[What this task involves]: Faithfully repeat all of the records, as they are written below.

(Component data from apps and pages)

◆ ◆ ◆

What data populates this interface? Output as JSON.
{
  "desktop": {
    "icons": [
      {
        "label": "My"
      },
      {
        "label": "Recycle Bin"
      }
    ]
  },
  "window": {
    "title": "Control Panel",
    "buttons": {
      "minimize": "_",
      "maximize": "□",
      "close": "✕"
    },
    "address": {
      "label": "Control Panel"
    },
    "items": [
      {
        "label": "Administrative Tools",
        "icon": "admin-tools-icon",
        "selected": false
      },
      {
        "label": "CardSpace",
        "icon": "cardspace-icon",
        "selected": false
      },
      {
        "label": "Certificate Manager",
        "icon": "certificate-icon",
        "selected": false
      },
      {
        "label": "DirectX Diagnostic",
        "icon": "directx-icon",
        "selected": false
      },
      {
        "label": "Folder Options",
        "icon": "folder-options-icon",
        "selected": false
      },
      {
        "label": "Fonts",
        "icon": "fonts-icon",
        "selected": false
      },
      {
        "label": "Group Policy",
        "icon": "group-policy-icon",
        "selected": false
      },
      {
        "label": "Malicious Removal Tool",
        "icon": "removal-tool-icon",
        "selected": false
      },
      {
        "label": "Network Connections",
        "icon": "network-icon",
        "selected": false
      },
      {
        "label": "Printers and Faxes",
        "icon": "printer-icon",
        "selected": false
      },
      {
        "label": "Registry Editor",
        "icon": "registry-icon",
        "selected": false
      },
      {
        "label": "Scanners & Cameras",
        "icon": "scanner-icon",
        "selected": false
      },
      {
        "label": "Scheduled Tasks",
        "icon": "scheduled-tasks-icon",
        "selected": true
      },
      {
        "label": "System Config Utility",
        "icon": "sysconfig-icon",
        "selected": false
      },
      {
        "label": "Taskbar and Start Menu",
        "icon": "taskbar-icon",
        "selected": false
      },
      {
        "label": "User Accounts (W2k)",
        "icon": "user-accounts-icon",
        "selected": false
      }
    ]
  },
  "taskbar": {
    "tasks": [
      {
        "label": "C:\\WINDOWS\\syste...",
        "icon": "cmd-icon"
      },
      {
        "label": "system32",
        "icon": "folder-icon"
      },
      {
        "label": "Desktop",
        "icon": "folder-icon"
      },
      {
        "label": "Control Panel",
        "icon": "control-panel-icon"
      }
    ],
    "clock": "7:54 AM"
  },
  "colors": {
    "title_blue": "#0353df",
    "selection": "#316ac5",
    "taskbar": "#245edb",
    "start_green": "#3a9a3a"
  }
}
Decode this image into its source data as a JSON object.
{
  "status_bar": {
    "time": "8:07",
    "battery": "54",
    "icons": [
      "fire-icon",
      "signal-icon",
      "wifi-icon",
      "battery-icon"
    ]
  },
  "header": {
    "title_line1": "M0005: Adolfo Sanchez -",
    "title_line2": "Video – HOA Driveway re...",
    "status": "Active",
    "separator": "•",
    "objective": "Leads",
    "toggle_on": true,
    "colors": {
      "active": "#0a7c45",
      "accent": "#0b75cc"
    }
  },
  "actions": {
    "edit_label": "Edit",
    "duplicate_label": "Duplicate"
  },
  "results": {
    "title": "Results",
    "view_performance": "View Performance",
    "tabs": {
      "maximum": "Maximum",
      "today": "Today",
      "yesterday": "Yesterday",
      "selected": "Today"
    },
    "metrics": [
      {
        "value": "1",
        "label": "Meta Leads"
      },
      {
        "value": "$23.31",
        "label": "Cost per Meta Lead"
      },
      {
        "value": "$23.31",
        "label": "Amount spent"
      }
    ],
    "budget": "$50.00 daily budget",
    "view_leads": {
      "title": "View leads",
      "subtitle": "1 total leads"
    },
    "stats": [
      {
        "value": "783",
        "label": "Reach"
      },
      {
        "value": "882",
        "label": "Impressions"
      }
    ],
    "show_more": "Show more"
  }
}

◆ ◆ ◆

[Answer for the task]:
What data populates this interface? Output as JSON.
{
  "desktop": {
    "icons": [
      {
        "label": "My"
      },
      {
        "label": "Recycle Bin"
      }
    ]
  },
  "window": {
    "title": "Control Panel",
    "buttons": {
      "minimize": "_",
      "maximize": "□",
      "close": "✕"
    },
    "address": {
      "label": "Control Panel"
    },
    "items": [
      {
        "label": "Administrative Tools",
        "icon": "admin-tools-icon",
        "selected": false
      },
      {
        "label": "CardSpace",
        "icon": "cardspace-icon",
        "selected": false
      },
      {
        "label": "Certificate Manager",
        "icon": "certificate-icon",
        "selected": false
      },
      {
        "label": "DirectX Diagnostic",
        "icon": "directx-icon",
        "selected": false
      },
      {
        "label": "Folder Options",
        "icon": "folder-options-icon",
        "selected": false
      },
      {
        "label": "Fonts",
        "icon": "fonts-icon",
        "selected": false
      },
      {
        "label": "Group Policy",
        "icon": "group-policy-icon",
        "selected": false
      },
      {
        "label": "Malicious Removal Tool",
        "icon": "removal-tool-icon",
        "selected": false
      },
      {
        "label": "Network Connections",
        "icon": "network-icon",
        "selected": false
      },
      {
        "label": "Printers and Faxes",
        "icon": "printer-icon",
        "selected": false
      },
      {
        "label": "Registry Editor",
        "icon": "registry-icon",
        "selected": false
      },
      {
        "label": "Scanners & Cameras",
        "icon": "scanner-icon",
        "selected": false
      },
      {
        "label": "Scheduled Tasks",
        "icon": "scheduled-tasks-icon",
        "selected": true
      },
      {
        "label": "System Config Utility",
        "icon": "sysconfig-icon",
        "selected": false
      },
      {
        "label": "Taskbar and Start Menu",
        "icon": "taskbar-icon",
        "selected": false
      },
      {
        "label": "User Accounts (W2k)",
        "icon": "user-accounts-icon",
        "selected": false
      }
    ]
  },
  "taskbar": {
    "tasks": [
      {
        "label": "C:\\WINDOWS\\syste...",
        "icon": "cmd-icon"
      },
      {
        "label": "system32",
        "icon": "folder-icon"
      },
      {
        "label": "Desktop",
        "icon": "folder-icon"
      },
      {
        "label": "Control Panel",
        "icon": "control-panel-icon"
      }
    ],
    "clock": "7:54 AM"
  },
  "colors": {
    "title_blue": "#0353df",
    "selection": "#316ac5",
    "taskbar": "#245edb",
    "start_green": "#3a9a3a"
  }
}
Decode this image into its source data as a JSON object.
{
  "status_bar": {
    "time": "8:07",
    "battery": "54",
    "icons": [
      "fire-icon",
      "signal-icon",
      "wifi-icon",
      "battery-icon"
    ]
  },
  "header": {
    "title_line1": "M0005: Adolfo Sanchez -",
    "title_line2": "Video – HOA Driveway re...",
    "status": "Active",
    "separator": "•",
    "objective": "Leads",
    "toggle_on": true,
    "colors": {
      "active": "#0a7c45",
      "accent": "#0b75cc"
    }
  },
  "actions": {
    "edit_label": "Edit",
    "duplicate_label": "Duplicate"
  },
  "results": {
    "title": "Results",
    "view_performance": "View Performance",
    "tabs": {
      "maximum": "Maximum",
      "today": "Today",
      "yesterday": "Yesterday",
      "selected": "Today"
    },
    "metrics": [
      {
        "value": "1",
        "label": "Meta Leads"
      },
      {
        "value": "$23.31",
        "label": "Cost per Meta Lead"
      },
      {
        "value": "$23.31",
        "label": "Amount spent"
      }
    ],
    "budget": "$50.00 daily budget",
    "view_leads": {
      "title": "View leads",
      "subtitle": "1 total leads"
    },
    "stats": [
      {
        "value": "783",
        "label": "Reach"
      },
      {
        "value": "882",
        "label": "Impressions"
      }
    ],
    "show_more": "Show more"
  }
}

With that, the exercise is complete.